What nursing demographic is most at risk for churn?
Would you think that newly-hired nurses in their 40s are most likely to turnover in their first year?
This was a surprising result from a research study on nurse turnover variation conducted by the analytics team at Laudio, the developers of healthcare’s first Staff Relationship Management platform designed to solve staff burnout and turnover. Research questions included:
• Are millennials more likely to leave compared to older peers?
• Does hospital size or setting impact turnover rates?
• What’s the variation in turnover rates between clinical specialties?
• Is a nurse with longer tenure more likely to stay?
Download White Paper/Research Study: Is Your Nurse Turnover An Issue? in our knowledge center.
Unlike other studies that are based on survey results with self-reported aggregate turnover numbers from hospitals, Laudio worked with 12 hospitals across the U.S. directly and received data from their complete HR records, dating back 3-5 years each. Our data included information on 11,266 RNs and 1,486 CNAs. This process allowed Laudio to (1) apply a consistent definition of turnover across all, based on ANCC’s Magnet definition and (2) analyze data in unique and informative ways to identify patterns that have not been previously published.
“There is an ample amount of research on national nurse turnover at the organizational level,” said Laudio’s Chief Analytics Officer Tim Darling. “We took a deeper dive into the data to gain a better understanding of where the risk lies within facilities, units, and populations. It’s these research-based insights that, in addition to informing our own risk algorithm, will help hospital leaders develop more strategic plans to address the growing nurse turnover issue.”

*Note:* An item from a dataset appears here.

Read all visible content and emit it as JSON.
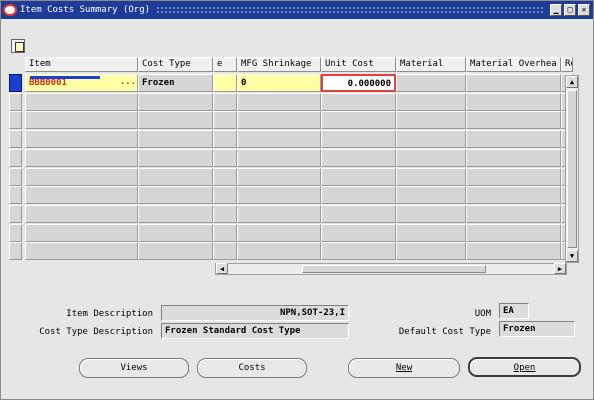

For more information on the study, contact Tom DeSantes at Laudio, firstname.lastname@example.org